- **ABOUT THIS TASK**
Whenever a line in the entries below contains the string "라우팅합니다", copy that line.

##### RECORDS SHOWN

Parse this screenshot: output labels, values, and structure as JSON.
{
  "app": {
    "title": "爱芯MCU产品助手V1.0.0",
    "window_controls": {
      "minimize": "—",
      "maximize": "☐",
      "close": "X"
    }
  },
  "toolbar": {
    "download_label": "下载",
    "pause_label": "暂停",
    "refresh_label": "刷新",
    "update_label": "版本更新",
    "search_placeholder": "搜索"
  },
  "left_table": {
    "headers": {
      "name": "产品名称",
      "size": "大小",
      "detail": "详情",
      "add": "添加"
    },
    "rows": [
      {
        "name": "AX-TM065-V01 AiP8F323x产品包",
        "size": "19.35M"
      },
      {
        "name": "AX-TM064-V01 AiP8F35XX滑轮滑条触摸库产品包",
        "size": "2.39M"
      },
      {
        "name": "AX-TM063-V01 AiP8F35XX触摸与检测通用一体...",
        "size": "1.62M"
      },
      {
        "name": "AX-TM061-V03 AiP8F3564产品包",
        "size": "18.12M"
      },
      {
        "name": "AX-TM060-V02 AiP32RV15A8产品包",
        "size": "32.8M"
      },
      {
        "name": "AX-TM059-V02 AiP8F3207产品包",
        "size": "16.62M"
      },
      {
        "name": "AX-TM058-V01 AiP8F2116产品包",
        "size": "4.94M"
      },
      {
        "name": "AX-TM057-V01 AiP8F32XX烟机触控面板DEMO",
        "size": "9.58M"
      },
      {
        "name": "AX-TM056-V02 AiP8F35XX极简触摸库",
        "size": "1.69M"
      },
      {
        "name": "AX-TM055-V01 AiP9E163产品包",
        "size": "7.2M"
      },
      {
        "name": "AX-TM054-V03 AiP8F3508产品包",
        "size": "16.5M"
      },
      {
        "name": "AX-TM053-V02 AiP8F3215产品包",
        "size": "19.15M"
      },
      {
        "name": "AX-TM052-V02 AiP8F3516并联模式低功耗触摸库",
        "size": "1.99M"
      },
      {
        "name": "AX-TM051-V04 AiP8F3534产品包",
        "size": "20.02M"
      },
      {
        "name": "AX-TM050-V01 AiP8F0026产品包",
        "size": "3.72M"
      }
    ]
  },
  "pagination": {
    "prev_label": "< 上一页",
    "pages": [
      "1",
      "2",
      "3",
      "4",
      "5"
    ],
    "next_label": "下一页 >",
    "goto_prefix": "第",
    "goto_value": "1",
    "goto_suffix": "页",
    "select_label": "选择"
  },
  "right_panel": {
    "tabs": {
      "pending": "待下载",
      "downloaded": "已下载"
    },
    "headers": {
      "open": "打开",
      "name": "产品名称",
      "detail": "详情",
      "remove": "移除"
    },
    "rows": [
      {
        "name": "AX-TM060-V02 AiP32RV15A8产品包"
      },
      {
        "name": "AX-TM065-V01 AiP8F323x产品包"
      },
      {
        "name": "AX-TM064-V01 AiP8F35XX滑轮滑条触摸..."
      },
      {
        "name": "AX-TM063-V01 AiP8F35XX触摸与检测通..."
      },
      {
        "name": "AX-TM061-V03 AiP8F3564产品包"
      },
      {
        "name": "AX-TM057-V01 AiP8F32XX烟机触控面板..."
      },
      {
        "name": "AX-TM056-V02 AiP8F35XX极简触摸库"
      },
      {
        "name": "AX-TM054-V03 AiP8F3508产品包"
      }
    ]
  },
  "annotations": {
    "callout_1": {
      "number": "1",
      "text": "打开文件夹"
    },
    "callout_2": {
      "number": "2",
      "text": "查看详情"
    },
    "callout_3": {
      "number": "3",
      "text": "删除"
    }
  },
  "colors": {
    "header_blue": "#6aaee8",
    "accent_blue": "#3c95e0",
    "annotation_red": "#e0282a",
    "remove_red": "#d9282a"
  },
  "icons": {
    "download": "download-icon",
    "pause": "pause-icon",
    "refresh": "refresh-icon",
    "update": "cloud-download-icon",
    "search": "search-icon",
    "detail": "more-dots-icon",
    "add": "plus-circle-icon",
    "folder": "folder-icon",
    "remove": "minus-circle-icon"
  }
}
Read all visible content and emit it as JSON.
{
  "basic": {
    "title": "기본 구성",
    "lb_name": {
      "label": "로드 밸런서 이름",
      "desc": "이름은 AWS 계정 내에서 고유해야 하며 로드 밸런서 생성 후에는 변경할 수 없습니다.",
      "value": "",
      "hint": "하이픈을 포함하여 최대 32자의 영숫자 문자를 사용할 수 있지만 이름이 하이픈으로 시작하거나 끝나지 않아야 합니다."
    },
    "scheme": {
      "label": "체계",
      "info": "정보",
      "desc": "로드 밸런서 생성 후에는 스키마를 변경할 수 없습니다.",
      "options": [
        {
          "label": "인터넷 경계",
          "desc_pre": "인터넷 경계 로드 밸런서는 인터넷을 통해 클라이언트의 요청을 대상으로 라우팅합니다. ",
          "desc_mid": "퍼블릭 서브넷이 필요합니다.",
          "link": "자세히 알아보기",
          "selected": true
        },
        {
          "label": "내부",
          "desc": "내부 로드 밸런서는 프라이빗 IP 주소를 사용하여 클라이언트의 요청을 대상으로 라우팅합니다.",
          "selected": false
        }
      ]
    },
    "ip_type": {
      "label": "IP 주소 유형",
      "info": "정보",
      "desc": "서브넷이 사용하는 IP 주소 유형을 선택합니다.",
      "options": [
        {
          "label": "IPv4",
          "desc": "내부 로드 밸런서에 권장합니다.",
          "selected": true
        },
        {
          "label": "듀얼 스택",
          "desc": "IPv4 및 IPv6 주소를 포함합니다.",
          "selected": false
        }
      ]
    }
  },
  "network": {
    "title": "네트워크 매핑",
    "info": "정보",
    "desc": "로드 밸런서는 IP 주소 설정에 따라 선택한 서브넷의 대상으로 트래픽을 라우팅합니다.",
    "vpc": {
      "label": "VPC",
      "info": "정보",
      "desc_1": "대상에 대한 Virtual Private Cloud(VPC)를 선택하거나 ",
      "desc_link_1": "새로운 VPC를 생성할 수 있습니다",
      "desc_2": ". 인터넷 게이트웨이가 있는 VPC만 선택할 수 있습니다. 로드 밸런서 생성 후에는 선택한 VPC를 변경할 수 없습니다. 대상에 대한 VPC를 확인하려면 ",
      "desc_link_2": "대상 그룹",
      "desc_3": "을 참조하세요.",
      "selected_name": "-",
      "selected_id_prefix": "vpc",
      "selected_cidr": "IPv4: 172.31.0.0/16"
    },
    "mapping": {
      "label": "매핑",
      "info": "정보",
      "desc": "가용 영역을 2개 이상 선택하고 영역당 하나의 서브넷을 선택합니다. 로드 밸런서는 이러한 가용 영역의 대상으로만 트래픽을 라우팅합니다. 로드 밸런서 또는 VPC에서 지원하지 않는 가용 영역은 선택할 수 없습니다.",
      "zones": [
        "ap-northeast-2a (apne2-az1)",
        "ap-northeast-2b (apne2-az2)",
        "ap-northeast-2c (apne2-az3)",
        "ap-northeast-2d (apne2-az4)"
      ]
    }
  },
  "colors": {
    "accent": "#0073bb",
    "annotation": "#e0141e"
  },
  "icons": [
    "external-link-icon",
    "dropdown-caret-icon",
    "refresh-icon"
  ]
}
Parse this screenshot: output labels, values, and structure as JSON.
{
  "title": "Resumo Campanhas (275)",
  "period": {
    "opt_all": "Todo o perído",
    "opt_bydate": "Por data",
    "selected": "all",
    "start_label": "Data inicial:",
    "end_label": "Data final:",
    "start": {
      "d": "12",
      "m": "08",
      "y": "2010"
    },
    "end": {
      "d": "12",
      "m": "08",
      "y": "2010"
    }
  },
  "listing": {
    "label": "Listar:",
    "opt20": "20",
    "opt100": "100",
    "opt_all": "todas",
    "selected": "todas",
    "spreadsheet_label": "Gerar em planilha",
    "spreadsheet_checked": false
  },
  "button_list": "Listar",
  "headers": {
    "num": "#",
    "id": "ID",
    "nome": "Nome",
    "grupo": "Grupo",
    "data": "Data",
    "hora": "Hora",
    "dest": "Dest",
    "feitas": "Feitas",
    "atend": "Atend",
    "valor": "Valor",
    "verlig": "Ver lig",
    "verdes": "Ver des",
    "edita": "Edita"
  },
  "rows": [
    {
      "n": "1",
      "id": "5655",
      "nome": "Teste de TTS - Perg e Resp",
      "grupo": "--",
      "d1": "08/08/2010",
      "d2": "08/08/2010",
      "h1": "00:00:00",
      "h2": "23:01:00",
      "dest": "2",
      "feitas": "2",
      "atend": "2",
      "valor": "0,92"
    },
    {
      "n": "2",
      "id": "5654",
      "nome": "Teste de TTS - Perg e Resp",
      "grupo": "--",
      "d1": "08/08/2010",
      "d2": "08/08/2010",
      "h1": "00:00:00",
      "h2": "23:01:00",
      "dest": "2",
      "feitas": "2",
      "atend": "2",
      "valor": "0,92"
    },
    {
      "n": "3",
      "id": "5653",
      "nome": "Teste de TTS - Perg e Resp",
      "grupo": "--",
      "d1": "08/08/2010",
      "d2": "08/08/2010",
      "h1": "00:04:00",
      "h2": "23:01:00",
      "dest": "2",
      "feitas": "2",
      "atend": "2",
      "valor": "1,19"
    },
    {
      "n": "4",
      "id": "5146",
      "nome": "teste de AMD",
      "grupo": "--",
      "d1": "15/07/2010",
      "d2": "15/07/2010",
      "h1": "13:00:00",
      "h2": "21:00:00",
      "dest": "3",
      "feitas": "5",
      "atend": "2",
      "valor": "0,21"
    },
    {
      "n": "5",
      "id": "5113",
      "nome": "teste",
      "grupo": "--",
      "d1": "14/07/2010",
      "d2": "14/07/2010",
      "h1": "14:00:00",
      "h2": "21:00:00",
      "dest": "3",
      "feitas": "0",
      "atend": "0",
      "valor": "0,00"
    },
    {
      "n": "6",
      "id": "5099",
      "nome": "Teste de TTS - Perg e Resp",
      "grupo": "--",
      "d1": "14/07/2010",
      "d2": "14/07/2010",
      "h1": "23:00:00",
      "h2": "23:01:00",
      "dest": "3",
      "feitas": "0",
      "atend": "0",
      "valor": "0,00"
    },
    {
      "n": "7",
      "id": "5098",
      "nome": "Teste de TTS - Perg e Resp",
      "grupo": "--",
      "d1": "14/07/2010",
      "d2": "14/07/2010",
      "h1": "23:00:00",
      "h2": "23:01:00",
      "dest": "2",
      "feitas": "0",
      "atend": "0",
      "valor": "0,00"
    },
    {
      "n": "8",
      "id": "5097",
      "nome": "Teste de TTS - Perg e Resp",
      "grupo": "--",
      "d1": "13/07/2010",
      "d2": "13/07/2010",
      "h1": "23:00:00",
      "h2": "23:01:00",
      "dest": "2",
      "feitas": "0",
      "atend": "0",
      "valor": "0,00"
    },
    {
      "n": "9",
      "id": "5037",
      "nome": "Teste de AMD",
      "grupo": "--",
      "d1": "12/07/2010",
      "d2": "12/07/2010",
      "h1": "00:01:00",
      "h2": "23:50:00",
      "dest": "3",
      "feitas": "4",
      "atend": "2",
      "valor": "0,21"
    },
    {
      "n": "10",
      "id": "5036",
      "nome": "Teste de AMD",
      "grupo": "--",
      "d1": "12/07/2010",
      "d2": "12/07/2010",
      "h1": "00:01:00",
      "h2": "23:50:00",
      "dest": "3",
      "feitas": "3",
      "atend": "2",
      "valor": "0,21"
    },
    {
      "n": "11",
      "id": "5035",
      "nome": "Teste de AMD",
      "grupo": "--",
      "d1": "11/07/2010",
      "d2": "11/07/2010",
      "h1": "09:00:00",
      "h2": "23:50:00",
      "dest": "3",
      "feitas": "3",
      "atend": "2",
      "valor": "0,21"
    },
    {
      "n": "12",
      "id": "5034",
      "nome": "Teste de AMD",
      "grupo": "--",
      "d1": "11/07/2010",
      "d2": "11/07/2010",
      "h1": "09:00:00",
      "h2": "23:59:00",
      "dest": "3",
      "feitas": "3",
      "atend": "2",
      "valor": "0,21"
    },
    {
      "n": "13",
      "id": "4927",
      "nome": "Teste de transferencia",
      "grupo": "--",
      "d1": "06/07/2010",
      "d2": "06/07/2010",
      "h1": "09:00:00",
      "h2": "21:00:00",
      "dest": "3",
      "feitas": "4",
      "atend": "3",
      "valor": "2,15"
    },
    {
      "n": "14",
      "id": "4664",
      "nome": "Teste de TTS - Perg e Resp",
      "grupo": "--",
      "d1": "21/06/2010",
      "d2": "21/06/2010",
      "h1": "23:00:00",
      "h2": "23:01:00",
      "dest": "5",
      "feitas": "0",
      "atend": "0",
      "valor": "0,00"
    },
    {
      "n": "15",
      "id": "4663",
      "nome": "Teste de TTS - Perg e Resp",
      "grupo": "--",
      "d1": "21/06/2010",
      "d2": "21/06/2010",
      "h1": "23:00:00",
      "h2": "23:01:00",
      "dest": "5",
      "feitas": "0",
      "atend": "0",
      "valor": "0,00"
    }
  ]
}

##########

- **EXERCISE SOLUTION**
          "desc_pre": "인터넷 경계 로드 밸런서는 인터넷을 통해 클라이언트의 요청을 대상으로 라우팅합니다. ",
          "desc": "내부 로드 밸런서는 프라이빗 IP 주소를 사용하여 클라이언트의 요청을 대상으로 라우팅합니다.",
    "desc": "로드 밸런서는 IP 주소 설정에 따라 선택한 서브넷의 대상으로 트래픽을 라우팅합니다.",
      "desc": "가용 영역을 2개 이상 선택하고 영역당 하나의 서브넷을 선택합니다. 로드 밸런서는 이러한 가용 영역의 대상으로만 트래픽을 라우팅합니다. 로드 밸런서 또는 VPC에서 지원하지 않는 가용 영역은 선택할 수 없습니다.",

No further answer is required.